I've kept a journal since May of 1976. I'm currently writing in Volume #86, and I have no plans to stop recording the everyday happenings, the special moments, or my thoughts about life as it happens. These volumes have served me well over the years. I consult them for specific details about important dates, and our children have even asked me to look up specific remembrances over time.
These handwritten tomes were of primary importance when R.J. and I were writing our first books about Walt Disney World, and, currently, I'm delving into them for our latest co-writing effort - about our take on Walt Disney World history - due to be published in the spring of 2018.
All of these journals reside in the glass-enclosed bookshelves above my secretary desk in my study. Today, I took Volume 34 from the shelf, and sat down to read about the week I spent waiting for the birth of our first grandson, Alex Michael. And why that one today? Because Alex turned 22 years old today, and I wanted to relive the day he entered our lives.
My mother had passed away in late July of that year, and I was still dealing with my immense sadness. On October 1st, I was greeted at the airport in Florida by my dad. He had paid for my flight so that I could be in Orlando when our daughter, Dawn, gave birth. I'm always surprised, whenever I re-read any of these pages, by the many details I've forgotten after so many years.
The complex emotions of that week touched me in ways I did remember today, and I could still visualize many of the moments I had penned. I didn't recall, however, that Dawn and I finished decorating Alex's nursery the day after I arrived, with Winnie the Pooh cut-out figures that R.J. had made and painted. I was reminded as well that the baby border in the nursery was in a Mickey and Minnie theme. In addition, though I vividly remembered how long it took Alex to make his debut, I learned that, for years, I have incorrectly told people he was born at 7 p.m. in the evening, when the correct time was 8:40 p.m.!
I tell you all this because I've always encouraged writers, friends, and others to keep a journal. After all these years, it is still a source of joy, emotion, remembrance and discovery for me. I often open a random volume and just sit and relive a part of my life again. I learn from it, and I treasure it for a multitude of reasons.

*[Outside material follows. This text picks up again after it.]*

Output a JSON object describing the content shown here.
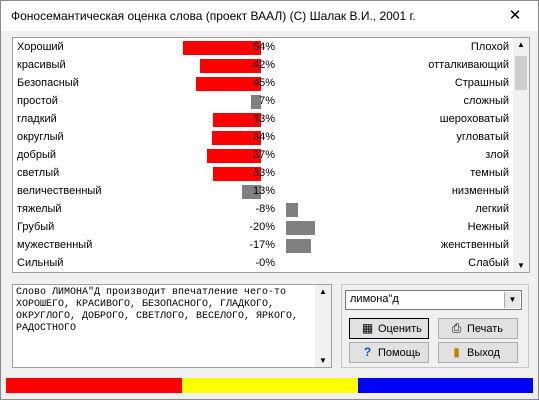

It's my hope that, someday, when I'm no longer on earth, our children will read my journals, and not only enjoy the years I've recorded, but maybe learn a bit more about me as well that they never knew.
Even if you're not a writer, you can just record what is important to you on a blank page. I guarantee that when you look back, you won't be disappointed - and you'll have a unique legacy that is totally yours.